The impact of that day carried long and far. In every way I became a happier guy, a more confident guy. I was no longer living a life of quiet desperation. I had made my mark. I was going to be published. In hardcover. I mean, give me a fucking break, right?
But in the end, I’m nothing if not a realist, and after the high wore off I realized there were still hurdles awaiting me. Because if you want to publish your work, you don’t want to stop after a two-book deal, right? If you want to keep publishing, you have to sell enough copies to make it worth the publisher’s time. And to be honest my first novel didn’t make that big a splash. It’s hard to know why. Maybe it wasn’t good enough. Maybe the story idea made it seem like one kind of a book, but the content appealed to a different kind of reader. If I told you it was about a guy who volunteers for a scientific experiment gone awry, you might think of Michael Crichton. But the book is anything but Crichton. He’s a great writer of science thrillers, but Rift is more about an existential dilemma. The people who like it the most don’t read very many science thrillers. But how else do you market a book with a plot like that?
Same for book 2. The God Particle is a story about a businessman, a particle physicist, and a news anchor. It’s about the search for meaning in a confusing universe, both scientifically and spiritually. The plot sounds like hard science fiction, but in reality the book appealed to some sci-fi readers but not all. It turned off some of those sci-fi people because it was too much about characters and relationships. Which is exactly what I intended. I love sci-fi, but I never wanted to be solely a sci-fi writer myself.
Anyway, after a couple of years of mediocre sales it’s easy to become disillusioned. You wonder if maybe you’re writing for too small an audience. You expect, when you sell your first novel, that yours will be a life of book signings and media appearances and the like. Pub parties. Endless hours in front of your computer, churning out beloved novels. You write a third novel, try hard to do something different, unique, but you’re not sure if it’s unique or a discordant mess. Is it your most ambitious work or bile taking the form of words?
Today I did a local TV interview.
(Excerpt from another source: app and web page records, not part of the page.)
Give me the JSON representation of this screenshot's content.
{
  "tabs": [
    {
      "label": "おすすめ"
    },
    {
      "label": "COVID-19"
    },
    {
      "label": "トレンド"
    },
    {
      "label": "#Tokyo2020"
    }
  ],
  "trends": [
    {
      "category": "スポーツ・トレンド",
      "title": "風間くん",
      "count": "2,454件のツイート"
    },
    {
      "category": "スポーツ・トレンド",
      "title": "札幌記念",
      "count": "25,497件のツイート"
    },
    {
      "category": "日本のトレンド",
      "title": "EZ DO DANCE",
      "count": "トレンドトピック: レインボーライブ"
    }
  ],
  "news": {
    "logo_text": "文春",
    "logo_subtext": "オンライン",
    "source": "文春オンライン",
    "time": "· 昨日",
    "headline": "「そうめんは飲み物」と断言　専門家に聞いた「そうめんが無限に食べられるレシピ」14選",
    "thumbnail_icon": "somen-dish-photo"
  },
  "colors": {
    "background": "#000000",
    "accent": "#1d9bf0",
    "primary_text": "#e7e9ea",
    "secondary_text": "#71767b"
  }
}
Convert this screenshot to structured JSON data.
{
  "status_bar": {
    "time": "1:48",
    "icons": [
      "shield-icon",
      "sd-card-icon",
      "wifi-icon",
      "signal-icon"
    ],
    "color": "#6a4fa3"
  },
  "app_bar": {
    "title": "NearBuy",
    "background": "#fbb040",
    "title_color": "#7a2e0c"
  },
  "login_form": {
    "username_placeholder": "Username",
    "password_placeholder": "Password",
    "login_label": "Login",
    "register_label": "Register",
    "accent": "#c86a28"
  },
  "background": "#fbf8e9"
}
There were a couple of authors and me. Ryan Jones and Jonathan Neff. They were very nice, and when one of them asked which agency I was with, and I told him, he remarked, “That’s a very powerful agency. How in the hell did you land them?”
It’s easy to forget that your agency reps one of the most popular novels of all time. That your agent is very successful and loves your work. That your editor is currently watching one of his authors climb into the top six on the NY Times hardcover bestseller list (and happens to also love your work.)
It’s easy to forget that you’re living your dream, even if it’s not (yet) exactly how you imagined it.
And there are all kind of bestseller lists, by the way. You have to start somewhere. In 2005, my two novels spent some time on the eBook bestseller lists. eBooks sell at a small fraction of traditional books, but they still compete with each other in the same way. And for a short time, both my novels performed well among national competition. Here are two (not-Photoshopped) screenshots I took. They don’t mean much, but they make me happy. Not because I think success means being a bestselling author, but because they give me hope that someday I might not have to worry whether the next book is going to be picked up or not.
Have a great weekend,